Career Profile: Writer

Find your degree

Online College Plan is an advertising-supported site. Featured or trusted partner programs and all school search, finder, or match results are for schools that compensate us. This compensation does not influence our school rankings, resource guides, or other editorially-independent information published on this site.

When you receive an online bachelors degree in education, you may have a vision of you career that includes schools, bureaucracy, government, or non-profit work. But some education majors are best suited to writing. While an education degree isn’t required to write, the skills learned in these majors and traits that lead individuals to pursue education degrees often overlap.

Before you embark on a writing (or any) career, you’ll probably want to earn a degree. An education degree has myriad applications, but choosing a program that’s a good fit can be difficult.
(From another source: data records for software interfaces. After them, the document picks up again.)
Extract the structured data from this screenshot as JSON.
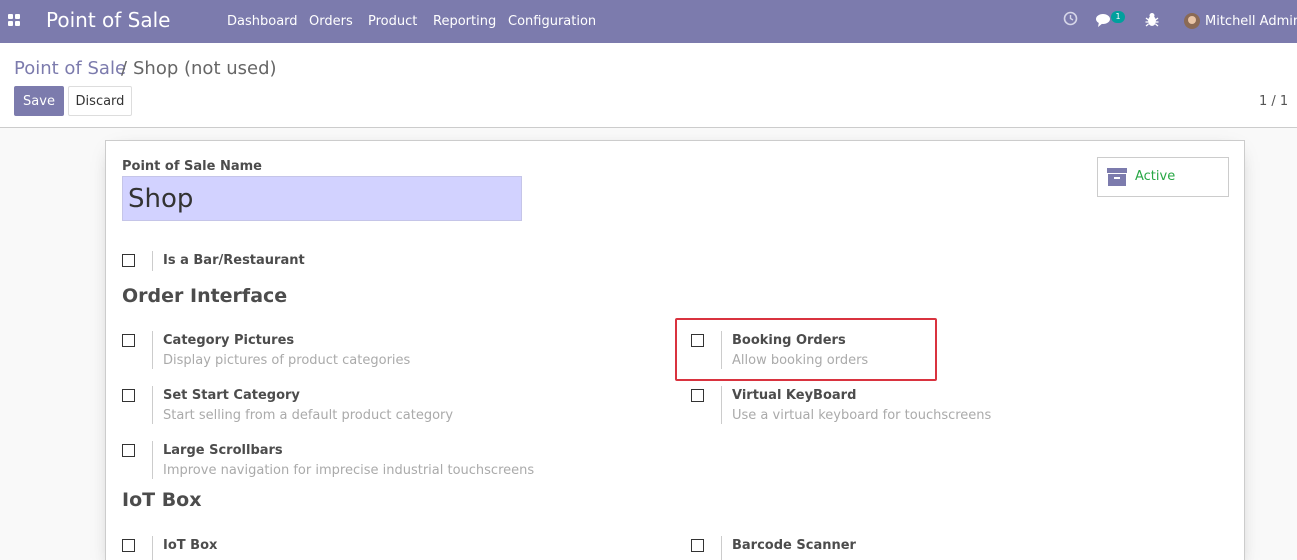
{
  "navbar": {
    "brand": "Point of Sale",
    "menu": [
      "Dashboard",
      "Orders",
      "Product",
      "Reporting",
      "Configuration"
    ],
    "messages_badge": "1",
    "user_name": "Mitchell Admin",
    "icons": [
      "apps-grid-icon",
      "clock-icon",
      "chat-icon",
      "bug-icon"
    ]
  },
  "breadcrumb": {
    "parent": "Point of Sale",
    "separator": "/",
    "current": "Shop (not used)"
  },
  "buttons": {
    "save": "Save",
    "discard": "Discard"
  },
  "pager": "1 / 1",
  "form": {
    "name_label": "Point of Sale Name",
    "name_value": "Shop",
    "active_label": "Active",
    "is_bar_label": "Is a Bar/Restaurant",
    "section_order_interface": "Order Interface",
    "section_iot": "IoT Box",
    "options": {
      "category_pictures": {
        "title": "Category Pictures",
        "desc": "Display pictures of product categories"
      },
      "booking_orders": {
        "title": "Booking Orders",
        "desc": "Allow booking orders"
      },
      "set_start_category": {
        "title": "Set Start Category",
        "desc": "Start selling from a default product category"
      },
      "virtual_keyboard": {
        "title": "Virtual KeyBoard",
        "desc": "Use a virtual keyboard for touchscreens"
      },
      "large_scrollbars": {
        "title": "Large Scrollbars",
        "desc": "Improve navigation for imprecise industrial touchscreens"
      },
      "iot_box": {
        "title": "IoT Box"
      },
      "barcode_scanner": {
        "title": "Barcode Scanner"
      }
    }
  },
  "colors": {
    "brand": "#7c7bad",
    "highlight": "#d9333f",
    "active": "#28a745",
    "input_bg": "#d2d2ff"
  }
}
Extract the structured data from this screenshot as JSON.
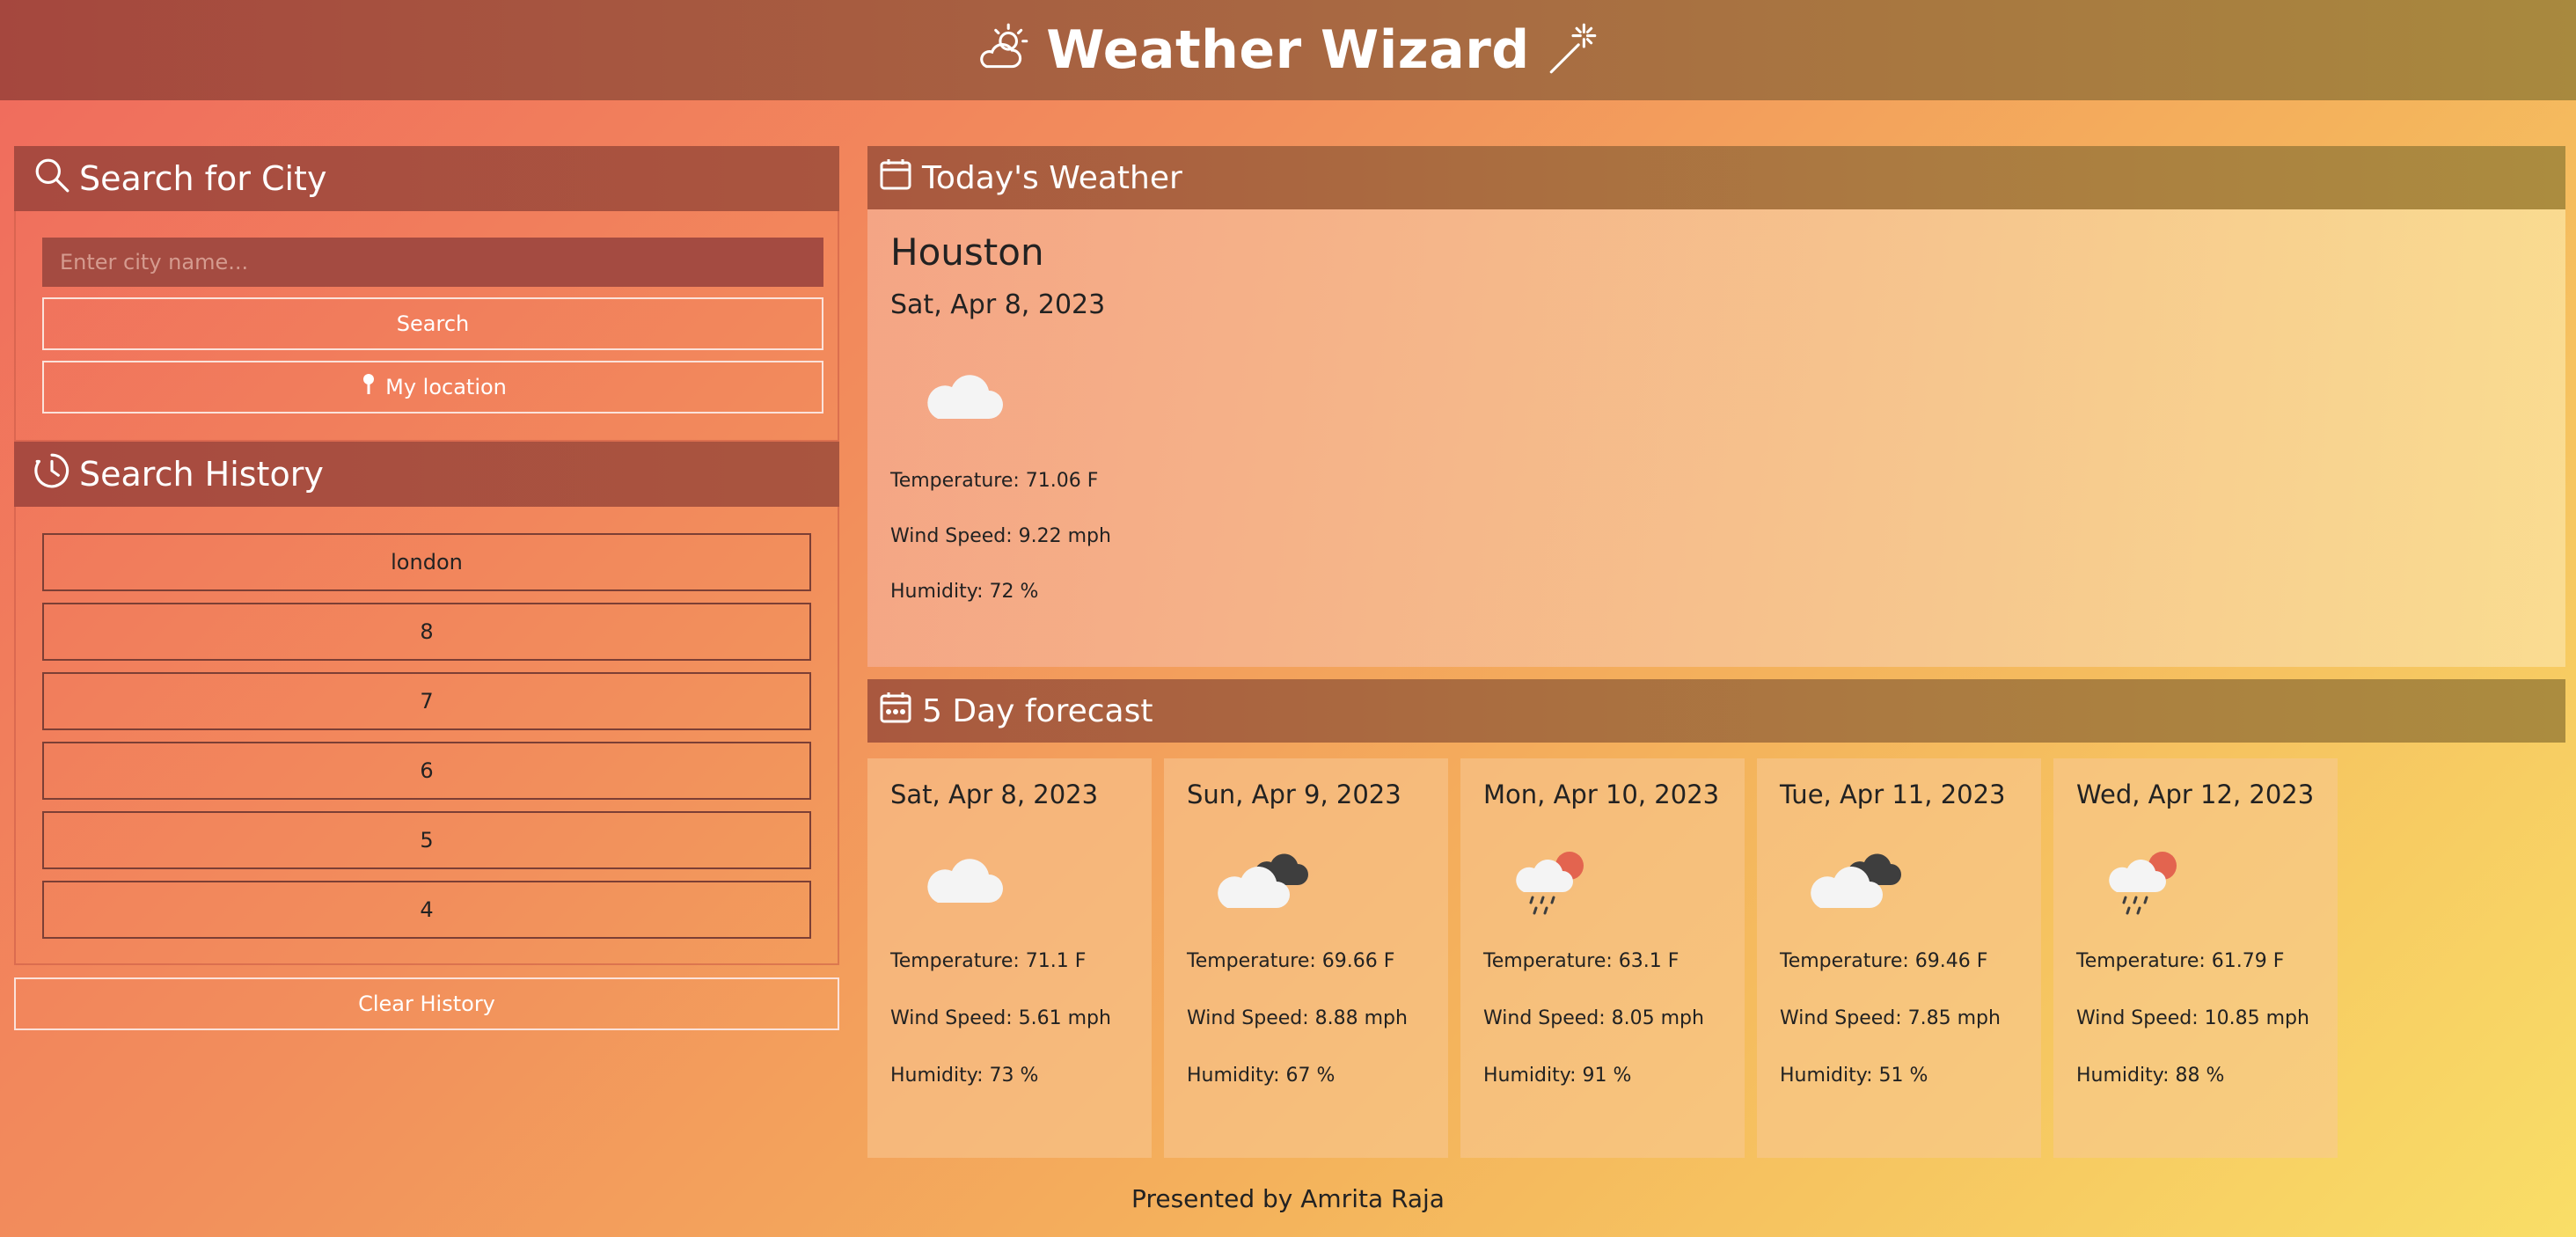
{
  "header": {
    "title": "Weather Wizard",
    "left_icon": "partly-cloudy-icon",
    "right_icon": "magic-wand-icon"
  },
  "search": {
    "heading": "Search for City",
    "placeholder": "Enter city name...",
    "search_label": "Search",
    "location_label": "My location"
  },
  "history": {
    "heading": "Search History",
    "items": [
      "london",
      "8",
      "7",
      "6",
      "5",
      "4"
    ],
    "clear_label": "Clear History"
  },
  "today": {
    "heading": "Today's Weather",
    "city": "Houston",
    "date": "Sat, Apr 8, 2023",
    "icon": "cloud-icon",
    "temperature": "Temperature: 71.06 F",
    "wind": "Wind Speed: 9.22 mph",
    "humidity": "Humidity: 72 %"
  },
  "forecast": {
    "heading": "5 Day forecast",
    "days": [
      {
        "date": "Sat, Apr 8, 2023",
        "icon": "cloud-icon",
        "temperature": "Temperature: 71.1 F",
        "wind": "Wind Speed: 5.61 mph",
        "humidity": "Humidity: 73 %"
      },
      {
        "date": "Sun, Apr 9, 2023",
        "icon": "broken-clouds-icon",
        "temperature": "Temperature: 69.66 F",
        "wind": "Wind Speed: 8.88 mph",
        "humidity": "Humidity: 67 %"
      },
      {
        "date": "Mon, Apr 10, 2023",
        "icon": "rain-sun-icon",
        "temperature": "Temperature: 63.1 F",
        "wind": "Wind Speed: 8.05 mph",
        "humidity": "Humidity: 91 %"
      },
      {
        "date": "Tue, Apr 11, 2023",
        "icon": "broken-clouds-icon",
        "temperature": "Temperature: 69.46 F",
        "wind": "Wind Speed: 7.85 mph",
        "humidity": "Humidity: 51 %"
      },
      {
        "date": "Wed, Apr 12, 2023",
        "icon": "rain-sun-icon",
        "temperature": "Temperature: 61.79 F",
        "wind": "Wind Speed: 10.85 mph",
        "humidity": "Humidity: 88 %"
      }
    ]
  },
  "footer": {
    "text": "Presented by Amrita Raja"
  }
}
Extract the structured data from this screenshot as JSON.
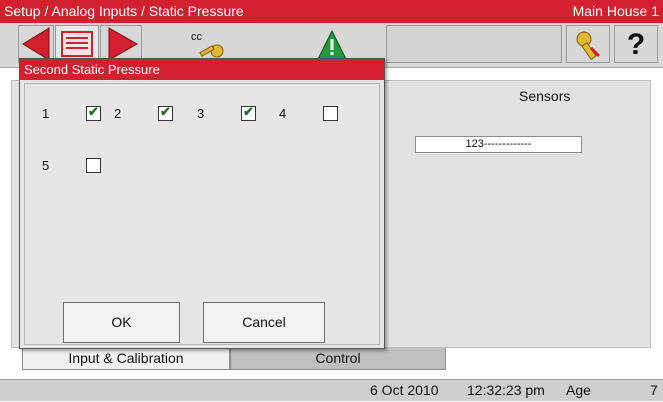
{
  "titlebar": {
    "path": "Setup / Analog Inputs / Static Pressure",
    "location": "Main House 1"
  },
  "toolbar": {
    "icons": [
      "arrow-left-icon",
      "list-icon",
      "arrow-right-icon",
      "key-cc-icon",
      "alarm-warning-icon",
      "key-icon",
      "help-icon"
    ],
    "cc_label": "cc",
    "help_label": "?"
  },
  "main": {
    "sensors_title": "Sensors",
    "sensor_value": "123-------------"
  },
  "tabs": [
    {
      "label": "Input & Calibration",
      "active": true
    },
    {
      "label": "Control",
      "active": false
    }
  ],
  "status": {
    "date": "6 Oct 2010",
    "time": "12:32:23 pm",
    "age_label": "Age",
    "age_value": "7"
  },
  "dialog": {
    "title": "Second Static Pressure",
    "checkboxes": [
      {
        "label": "1",
        "checked": true
      },
      {
        "label": "2",
        "checked": true
      },
      {
        "label": "3",
        "checked": true
      },
      {
        "label": "4",
        "checked": false
      },
      {
        "label": "5",
        "checked": false
      }
    ],
    "ok_label": "OK",
    "cancel_label": "Cancel"
  },
  "colors": {
    "accent_red": "#d2202e",
    "check_green": "#1f6b2a",
    "warning_green": "#1e9a3a"
  }
}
Here’s a guide that will help you choose where to earn an online bachelors degree in education.

Reading comprehension is a major part of education degree programs, and strong, competent readers are far more likely to produce compelling, highly demanded writing. Today, writers are able to work in advertising, publishing, print media, digital media, music, blogging and marketing all from home. They develop contacts and colleagues across the globe and coordinate together to complete large projects, or work for themselves, either on paid assignments or towards releasing a longer, more personal project, like a novel, or a non-fiction book.

For people who are interested in an education degree but prefer solitary, assignment-based work, writers often work independently. Being a writer who works for clients to produce content allows flexibility most professionals don’t enjoy. It can also be a lonely, difficult job to do, especially for those dependent on client patronage. Writers often struggle to find consistent, lucrative work, and may find themselves working other part-time jobs to compensate. However, if you’re looking to continue you education and work towards career goals, taking on freelance writing work can be a very useful bridge to more stable work.

Many people get into education because they’re passionate about changing the field. But whether you’re working in a classroom or helping to shape governmental education policy, you’re likely to find the system will change you before you change it. However, through journalism and feature writing, writers have been able to expose serious educational issues, and move the conversations around them in a way that creates real change.

Writers can go on to work as editors, copywriters, publishers, content managers and much, much more. With a degree in education and significant writing experience (or a passion for writing and reading), you might consider teaching English or Language Arts.

There are many kinds of writing you can do, but some directly apply to teaching and education. For example, if you have an education degree and specialize in history, you might write for a related journal, or help construct history textbooks. This way you’re still part of the education field despite not working in a classroom.

Payscale wrote that the average salary for a writer is $50,837 per year, and writers that have technical writing skills are more likely to earn more money. The U.S. Bureau of Labor Statistics said the median pay for writers was $61,240 per year, or $29.44 per hour. They predicted a 2% growth in writing positions over the next few years, with approximately 3,100 jobs added to the sector.

Spread the love